### Required action
Reproduce the line that holds "What's the underlying" together with all the lines after it up to the end of the entries.

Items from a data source
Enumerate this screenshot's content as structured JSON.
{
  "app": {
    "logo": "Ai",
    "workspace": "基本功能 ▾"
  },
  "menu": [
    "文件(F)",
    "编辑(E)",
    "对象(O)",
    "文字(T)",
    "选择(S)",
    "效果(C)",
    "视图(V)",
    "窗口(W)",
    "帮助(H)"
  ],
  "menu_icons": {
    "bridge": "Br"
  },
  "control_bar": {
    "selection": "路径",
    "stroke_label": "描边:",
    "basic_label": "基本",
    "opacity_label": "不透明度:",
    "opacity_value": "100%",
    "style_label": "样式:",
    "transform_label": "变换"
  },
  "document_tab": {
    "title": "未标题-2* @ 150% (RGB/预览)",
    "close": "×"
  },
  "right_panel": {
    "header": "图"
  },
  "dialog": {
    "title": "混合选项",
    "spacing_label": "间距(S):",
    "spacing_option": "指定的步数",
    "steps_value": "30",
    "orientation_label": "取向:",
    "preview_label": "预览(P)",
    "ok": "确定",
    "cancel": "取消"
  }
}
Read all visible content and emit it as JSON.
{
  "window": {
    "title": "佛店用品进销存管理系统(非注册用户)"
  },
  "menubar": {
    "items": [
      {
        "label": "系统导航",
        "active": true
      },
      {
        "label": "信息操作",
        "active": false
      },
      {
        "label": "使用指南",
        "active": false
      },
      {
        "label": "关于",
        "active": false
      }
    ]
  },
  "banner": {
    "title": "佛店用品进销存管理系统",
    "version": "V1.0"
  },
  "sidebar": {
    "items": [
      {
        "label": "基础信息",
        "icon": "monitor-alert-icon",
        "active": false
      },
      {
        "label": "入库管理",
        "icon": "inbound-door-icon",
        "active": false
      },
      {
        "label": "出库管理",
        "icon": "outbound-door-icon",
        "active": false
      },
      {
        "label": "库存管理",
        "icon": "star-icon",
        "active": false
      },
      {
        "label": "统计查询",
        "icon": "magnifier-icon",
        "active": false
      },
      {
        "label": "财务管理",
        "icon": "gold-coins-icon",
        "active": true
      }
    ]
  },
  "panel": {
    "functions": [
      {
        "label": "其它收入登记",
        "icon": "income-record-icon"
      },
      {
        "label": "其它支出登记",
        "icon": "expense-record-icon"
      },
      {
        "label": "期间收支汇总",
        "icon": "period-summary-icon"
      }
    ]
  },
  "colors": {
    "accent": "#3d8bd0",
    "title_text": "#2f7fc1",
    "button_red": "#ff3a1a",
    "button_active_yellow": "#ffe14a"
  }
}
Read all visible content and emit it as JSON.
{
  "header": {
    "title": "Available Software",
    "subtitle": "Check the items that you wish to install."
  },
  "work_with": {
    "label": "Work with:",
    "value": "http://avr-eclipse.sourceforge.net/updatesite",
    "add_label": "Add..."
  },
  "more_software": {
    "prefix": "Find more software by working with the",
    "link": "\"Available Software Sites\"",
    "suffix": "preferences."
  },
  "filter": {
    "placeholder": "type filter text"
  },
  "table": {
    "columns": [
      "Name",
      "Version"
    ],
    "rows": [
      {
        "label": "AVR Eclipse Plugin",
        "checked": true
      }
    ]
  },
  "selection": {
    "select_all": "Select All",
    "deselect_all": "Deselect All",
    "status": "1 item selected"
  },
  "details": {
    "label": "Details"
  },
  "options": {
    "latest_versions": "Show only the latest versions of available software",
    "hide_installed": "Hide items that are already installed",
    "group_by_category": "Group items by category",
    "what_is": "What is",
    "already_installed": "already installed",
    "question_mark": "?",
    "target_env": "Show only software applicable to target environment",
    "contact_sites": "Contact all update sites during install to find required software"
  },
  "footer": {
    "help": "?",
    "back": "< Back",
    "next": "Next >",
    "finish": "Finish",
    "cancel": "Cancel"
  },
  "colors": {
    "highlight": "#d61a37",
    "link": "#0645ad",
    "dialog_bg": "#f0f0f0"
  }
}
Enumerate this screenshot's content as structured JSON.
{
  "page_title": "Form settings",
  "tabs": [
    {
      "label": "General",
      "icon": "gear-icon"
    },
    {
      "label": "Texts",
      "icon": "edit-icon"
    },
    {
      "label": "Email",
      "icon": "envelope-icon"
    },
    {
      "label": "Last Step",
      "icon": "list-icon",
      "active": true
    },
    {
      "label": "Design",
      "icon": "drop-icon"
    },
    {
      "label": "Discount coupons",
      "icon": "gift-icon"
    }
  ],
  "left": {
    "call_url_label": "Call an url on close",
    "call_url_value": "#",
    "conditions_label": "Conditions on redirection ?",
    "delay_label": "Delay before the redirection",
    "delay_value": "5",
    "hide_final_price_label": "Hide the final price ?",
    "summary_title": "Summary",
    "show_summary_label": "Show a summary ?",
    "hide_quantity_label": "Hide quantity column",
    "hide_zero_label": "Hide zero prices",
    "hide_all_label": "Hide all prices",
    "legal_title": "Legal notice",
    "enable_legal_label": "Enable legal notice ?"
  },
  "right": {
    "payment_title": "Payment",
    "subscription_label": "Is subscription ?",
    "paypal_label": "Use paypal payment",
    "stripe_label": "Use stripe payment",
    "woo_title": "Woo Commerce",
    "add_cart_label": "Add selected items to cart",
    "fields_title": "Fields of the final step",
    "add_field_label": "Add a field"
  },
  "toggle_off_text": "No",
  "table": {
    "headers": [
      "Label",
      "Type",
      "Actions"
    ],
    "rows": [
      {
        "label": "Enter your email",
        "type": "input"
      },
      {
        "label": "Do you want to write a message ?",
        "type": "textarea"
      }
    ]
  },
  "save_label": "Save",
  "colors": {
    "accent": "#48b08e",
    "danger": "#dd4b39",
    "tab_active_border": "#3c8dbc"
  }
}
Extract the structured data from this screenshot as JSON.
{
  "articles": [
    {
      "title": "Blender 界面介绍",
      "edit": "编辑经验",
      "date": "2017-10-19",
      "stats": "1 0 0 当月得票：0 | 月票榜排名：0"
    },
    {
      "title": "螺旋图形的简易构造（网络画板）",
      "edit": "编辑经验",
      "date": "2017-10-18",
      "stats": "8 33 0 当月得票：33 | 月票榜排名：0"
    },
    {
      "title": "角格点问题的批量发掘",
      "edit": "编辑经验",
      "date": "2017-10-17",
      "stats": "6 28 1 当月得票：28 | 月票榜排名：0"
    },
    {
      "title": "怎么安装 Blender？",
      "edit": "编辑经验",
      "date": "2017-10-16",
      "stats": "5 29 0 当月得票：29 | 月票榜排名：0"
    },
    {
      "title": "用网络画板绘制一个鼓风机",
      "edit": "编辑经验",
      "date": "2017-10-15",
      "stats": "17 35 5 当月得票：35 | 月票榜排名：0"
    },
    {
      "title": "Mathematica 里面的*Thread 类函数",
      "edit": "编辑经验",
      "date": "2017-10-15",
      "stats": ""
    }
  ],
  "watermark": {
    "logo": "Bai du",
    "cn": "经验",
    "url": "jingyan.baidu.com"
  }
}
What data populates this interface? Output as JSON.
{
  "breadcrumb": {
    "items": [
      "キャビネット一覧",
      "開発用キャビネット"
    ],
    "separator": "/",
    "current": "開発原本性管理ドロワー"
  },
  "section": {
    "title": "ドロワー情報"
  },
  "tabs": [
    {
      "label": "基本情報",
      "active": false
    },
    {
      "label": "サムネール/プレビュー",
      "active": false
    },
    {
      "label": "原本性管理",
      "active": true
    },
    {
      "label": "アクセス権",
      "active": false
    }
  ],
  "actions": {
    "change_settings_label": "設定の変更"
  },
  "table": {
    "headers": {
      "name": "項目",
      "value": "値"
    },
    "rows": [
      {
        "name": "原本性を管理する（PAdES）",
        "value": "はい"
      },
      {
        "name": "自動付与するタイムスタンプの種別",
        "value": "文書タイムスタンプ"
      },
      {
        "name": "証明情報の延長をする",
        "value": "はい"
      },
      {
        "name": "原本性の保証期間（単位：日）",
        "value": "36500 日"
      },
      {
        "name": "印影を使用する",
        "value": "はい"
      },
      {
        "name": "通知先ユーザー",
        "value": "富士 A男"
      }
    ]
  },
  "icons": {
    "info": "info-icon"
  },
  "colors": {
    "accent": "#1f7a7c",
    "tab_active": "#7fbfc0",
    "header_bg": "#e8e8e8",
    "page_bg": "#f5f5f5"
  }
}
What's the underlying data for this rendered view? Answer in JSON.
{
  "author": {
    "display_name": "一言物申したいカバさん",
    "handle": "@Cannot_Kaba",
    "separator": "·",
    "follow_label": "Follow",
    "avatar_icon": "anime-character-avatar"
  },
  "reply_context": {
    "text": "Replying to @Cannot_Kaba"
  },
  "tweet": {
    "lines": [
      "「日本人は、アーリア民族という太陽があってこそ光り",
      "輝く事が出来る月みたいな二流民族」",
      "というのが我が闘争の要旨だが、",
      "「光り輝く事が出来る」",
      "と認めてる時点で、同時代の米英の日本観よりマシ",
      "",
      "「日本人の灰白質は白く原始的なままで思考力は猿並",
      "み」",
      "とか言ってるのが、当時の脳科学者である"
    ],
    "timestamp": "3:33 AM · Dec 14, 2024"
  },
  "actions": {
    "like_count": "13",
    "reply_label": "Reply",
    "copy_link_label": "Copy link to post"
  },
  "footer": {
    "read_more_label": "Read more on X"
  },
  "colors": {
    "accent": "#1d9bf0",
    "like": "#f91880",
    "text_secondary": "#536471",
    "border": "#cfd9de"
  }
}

### Answer below
What's the underlying data for this rendered view? Answer in JSON.
{
  "author": {
    "display_name": "一言物申したいカバさん",
    "handle": "@Cannot_Kaba",
    "separator": "·",
    "follow_label": "Follow",
    "avatar_icon": "anime-character-avatar"
  },
  "reply_context": {
    "text": "Replying to @Cannot_Kaba"
  },
  "tweet": {
    "lines": [
      "「日本人は、アーリア民族という太陽があってこそ光り",
      "輝く事が出来る月みたいな二流民族」",
      "というのが我が闘争の要旨だが、",
      "「光り輝く事が出来る」",
      "と認めてる時点で、同時代の米英の日本観よりマシ",
      "",
      "「日本人の灰白質は白く原始的なままで思考力は猿並",
      "み」",
      "とか言ってるのが、当時の脳科学者である"
    ],
    "timestamp": "3:33 AM · Dec 14, 2024"
  },
  "actions": {
    "like_count": "13",
    "reply_label": "Reply",
    "copy_link_label": "Copy link to post"
  },
  "footer": {
    "read_more_label": "Read more on X"
  },
  "colors": {
    "accent": "#1d9bf0",
    "like": "#f91880",
    "text_secondary": "#536471",
    "border": "#cfd9de"
  }
}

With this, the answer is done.